(Provided data Opens)
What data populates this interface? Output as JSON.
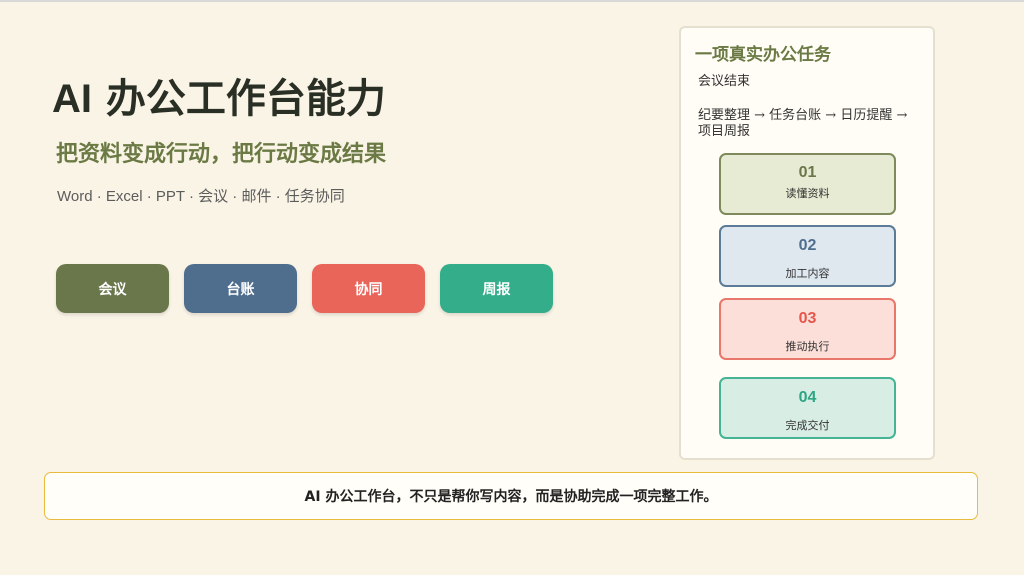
{
  "slide": {
    "title_ai": "AI",
    "title_rest": " 办公工作台能力",
    "subtitle": "把资料变成行动，把行动变成结果",
    "tagline": "Word · Excel · PPT · 会议 · 邮件 · 任务协同",
    "tags": [
      {
        "label": "会议",
        "color": "#6a774b"
      },
      {
        "label": "台账",
        "color": "#4f6e8e"
      },
      {
        "label": "协同",
        "color": "#e96459"
      },
      {
        "label": "周报",
        "color": "#33ad8a"
      }
    ]
  },
  "task_card": {
    "title": "一项真实办公任务",
    "line1": "会议结束",
    "line2": "纪要整理 → 任务台账 → 日历提醒 → 项目周报",
    "steps": [
      {
        "num": "01",
        "label": "读懂资料",
        "color": "#6a774b"
      },
      {
        "num": "02",
        "label": "加工内容",
        "color": "#4f6e8e"
      },
      {
        "num": "03",
        "label": "推动执行",
        "color": "#e5574c"
      },
      {
        "num": "04",
        "label": "完成交付",
        "color": "#2ea583"
      }
    ]
  },
  "banner": {
    "text": "AI 办公工作台，不只是帮你写内容，而是协助完成一项完整工作。"
  }
}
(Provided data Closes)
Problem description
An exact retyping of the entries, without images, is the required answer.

Response to this task
What data populates this interface? Output as JSON.
{
  "slide": {
    "title_ai": "AI",
    "title_rest": " 办公工作台能力",
    "subtitle": "把资料变成行动，把行动变成结果",
    "tagline": "Word · Excel · PPT · 会议 · 邮件 · 任务协同",
    "tags": [
      {
        "label": "会议",
        "color": "#6a774b"
      },
      {
        "label": "台账",
        "color": "#4f6e8e"
      },
      {
        "label": "协同",
        "color": "#e96459"
      },
      {
        "label": "周报",
        "color": "#33ad8a"
      }
    ]
  },
  "task_card": {
    "title": "一项真实办公任务",
    "line1": "会议结束",
    "line2": "纪要整理 → 任务台账 → 日历提醒 → 项目周报",
    "steps": [
      {
        "num": "01",
        "label": "读懂资料",
        "color": "#6a774b"
      },
      {
        "num": "02",
        "label": "加工内容",
        "color": "#4f6e8e"
      },
      {
        "num": "03",
        "label": "推动执行",
        "color": "#e5574c"
      },
      {
        "num": "04",
        "label": "完成交付",
        "color": "#2ea583"
      }
    ]
  },
  "banner": {
    "text": "AI 办公工作台，不只是帮你写内容，而是协助完成一项完整工作。"
  }
}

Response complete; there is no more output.